The current investigation into Anthony Marshall's execution of his fiduciary duties to his mother will no doubt help sales of this book, but it also necessarily mutes the second most pressing item of intrigue: what makes Tony tick? The man who hovers at the margins of Ms Kiernan's vision seems hard and sullen, but the author, doubtless prudently, never pronounces judgment. As to his mother's knack for the maternal, Ms Kiernan is cool:
It would be wrong to say that Brooke Marshall was a bad mother. But owing to the pressures, distractions, and diversions of her new life, she was an erratic one. At those times when Tony's life was threatened, his mother remembered just how much she loved him, but ordinarily her son's welfare was not foremost on her mind. Although her concern for Tony was very real, it was far from consistent. Louis Auchincloss, with one brief anecdote, would suggest its limits: "My mother and father went back with Brooke one time on the train from Groton. Brooke was in tears. So sorry to leave poor Tony. One cocktail and the tears disappeared, like a brief spring shower."

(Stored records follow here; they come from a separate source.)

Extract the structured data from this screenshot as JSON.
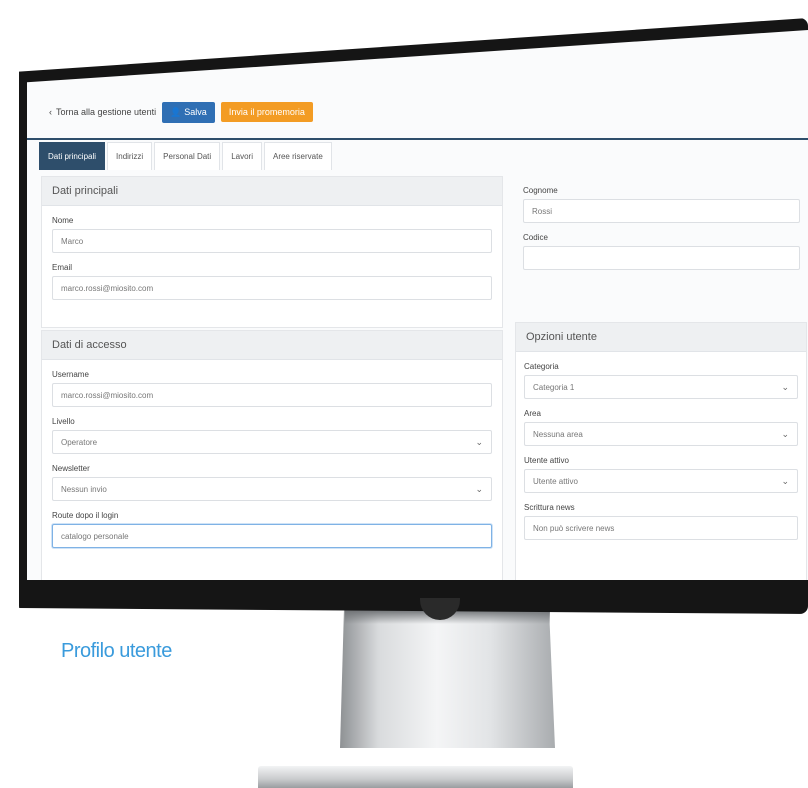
{
  "toolbar": {
    "back_label": "Torna alla gestione utenti",
    "save_label": "Salva",
    "secondary_label": "Invia il promemoria"
  },
  "tabs": [
    "Dati principali",
    "Indirizzi",
    "Personal Dati",
    "Lavori",
    "Aree riservate"
  ],
  "dati_principali": {
    "header": "Dati principali",
    "nome_label": "Nome",
    "nome_value": "Marco",
    "email_label": "Email",
    "email_value": "marco.rossi@miosito.com",
    "cognome_label": "Cognome",
    "cognome_value": "Rossi",
    "cod_label": "Codice",
    "cod_value": ""
  },
  "accesso": {
    "header": "Dati di accesso",
    "username_label": "Username",
    "username_value": "marco.rossi@miosito.com",
    "livello_label": "Livello",
    "livello_value": "Operatore",
    "newsletter_label": "Newsletter",
    "newsletter_value": "Nessun invio",
    "route_label": "Route dopo il login",
    "route_value": "catalogo personale"
  },
  "opzioni": {
    "header": "Opzioni utente",
    "categoria_label": "Categoria",
    "categoria_value": "Categoria 1",
    "area_label": "Area",
    "area_value": "Nessuna area",
    "attivo_label": "Utente attivo",
    "attivo_value": "Utente attivo",
    "scrittura_label": "Scrittura news",
    "scrittura_value": "Non può scrivere news"
  },
  "caption": "Profilo utente",
  "colors": {
    "accent": "#2e4e6b",
    "save": "#2f6fb4",
    "orange": "#f39c24",
    "caption": "#3a9bdc"
  }
}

The anecdote is ambiguous, given Mrs Astor's formidable good matters, which would have precluded any prolonged demonstrations of unhappiness. There seems to be little doubt, though, that Mr Marshall would have been justified to feel somewhat shortchanged of parental devotion. Many readers, I expect, will be surprised to learn that he was never formally adopted by Mrs Astor's second husband, Charles "Buddie" Marshall, but that he simply took his stepfather's name, during World War II.
The Library of Congress, which always practices a low-key but not insignificant form of literary criticism, does Ms Kiernan an injustice on the copyright page:
1. Astor, Brooke. 2. Socialites - New York (State) - New York - Biography. 3. Philanthropists - New York (State) - New York - Biography. 4. New York (NY) - Biography.
Mrs Astor's life as a "socialite" takes, in the pages that follow, a back seat to her charitable work. The thick thread that runs through the entire book is Brooke Russell's search for an active and meaningful life. Although her career was far from a succession of lucky breaks, she knew how to make the most of the ones that came her way, while deflecting the blows of misfortune. I expect that she was more successful than she thought she would be, and that her renown was a matter of personal bemusement. As it is unlikely that she will have left a definitive record of her character, especially given the selective nature of her "autobiography," Footprints - which Ms Kiernan is correct to call a memoir - Frances Kiernan is to be thanked, first, for speaking with so many of the New Yorkers who knew and worked with Brooke Astor; and, second, for writing up what she found out as nicely as she has done.
In the end, the secret of Mrs Astor's success may have been in her genes: her father, John Henry Russell, Jr, crowned his long military career by becoming the Commandant of the Marine Corps. (May 2007)
Copyright (c) 2007 Pourover Press